Many ghost hunters, like TAPS, honestly attempt to gather real data that can be objectively evaluated. I'm sure each ghost hunting group analyzes the data they have collected to reach conclusions, form hypotheses they can test and perhaps refine theories about life after death. But they are only looking at one tiny fraction of a fraction of all the data that has been collected. Think of it as a puzzle where the pieces are key bits of evidence spread all over the world. How can we determine what the puzzle is without having access to all the pieces?
Some will argue that much of the evidence is redundant. But I counter, how do you know? Have you seen all the evidence? One thing to keep in mind is Darwin's Theory of Evolution. He postulated that there must be some internal mechanism that propels the vast suite of diversity in biological life. Unknown at the time, Gregor Mendel, a German monk, was experimenting with diversity in sweet pea plants. His seminal work became the foundation for the field of genetics. He had one piece of the puzzle and Darwin had the other, but the pieces weren't put into place until long after their deaths.
In a perfect world, there would be some vast archive where data from all investigations of the paranormal (ghosts, cryptozoology, UFOs, etc.) would be stored and preserved. We need all the pieces before we can assemble the great puzzle of life.
Tuesday, January 6, 2009
It seems there are a number of people out there who have had ghostly experiences.
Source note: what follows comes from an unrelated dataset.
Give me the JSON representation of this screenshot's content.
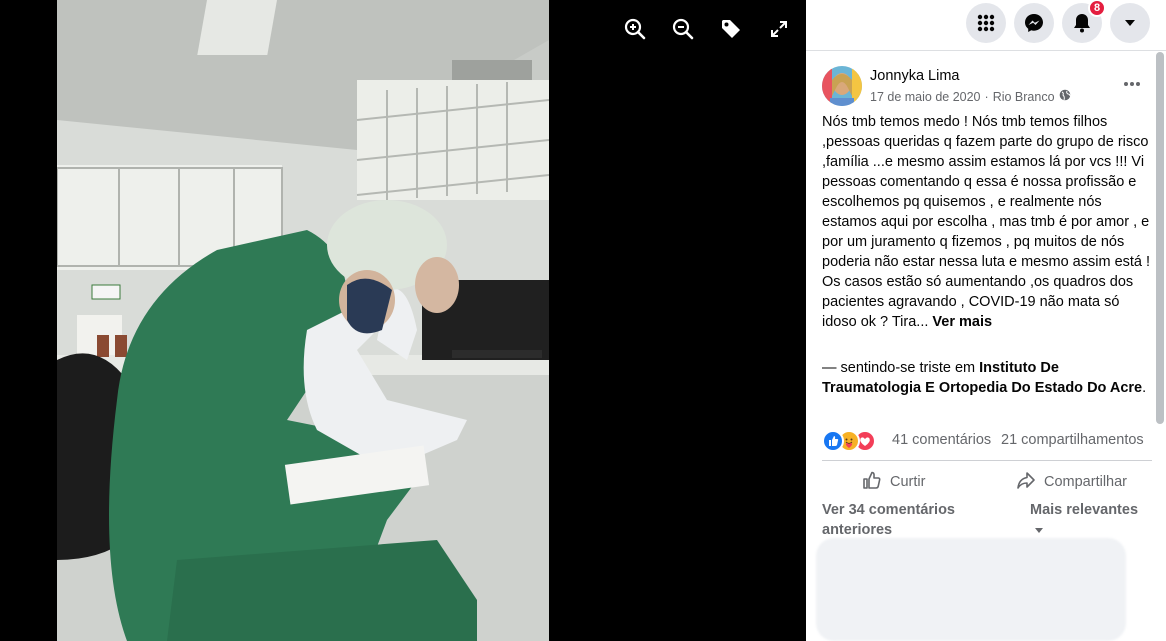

There are even more who believe in ghosts and perhaps more than a few who want to believe in ghosts. Of course, there are some who don't believe in ghosts at all. I think it depends on your own particular life view as to which one you agree with. Those who are very religious or spiritual tend to believe in the possibility of ghosts more than those who are not religious. But that doesn't mean that all agnostics or atheists dismiss the possibility that ghosts exist. Myself, I want to believe -- and this is from someone who has had experiences -- but I'm not yet certain that we survive death in some form.
If you are religious or spiritual, then you believe that each of us has a soul that lives on after we die. But what about those who are not spiritual? I include myself in this group because I'm not sold on the biblical definition of a soul. I do think that each of us has energy that facilitates our thinking and movements -- the tiny electrical charges in the synapses of our brains that tells us where we left the car keys, reminds us of moments from our past, and controls everything from the coordination it takes to drive a car to the rhythm of our heartbeat. The second law of thermodynamics makes it clear that energy doesn't just vanish, so what happens to it?
One possibility is that when we die, this energy escapes and for a single, bright moment, who we are is captured in a tightly bound net of electrical energy. Why just one moment? Because that's all it takes. Matter can not travel faster than the speed of light, but energy can. What happens when something travels at the speed of light? Time stops. I'm not sure what happens after that...or how this would explain intelligent hauntings -- but it is a first step for someone who was once kicked out of Sunday school for asking too many questions.
Could this net of energy be the soul? I suppose it could. And I am open to the possibility that the religious and spiritual among us are right, about everything. But I need more proof. I have several more questions to find the answers to.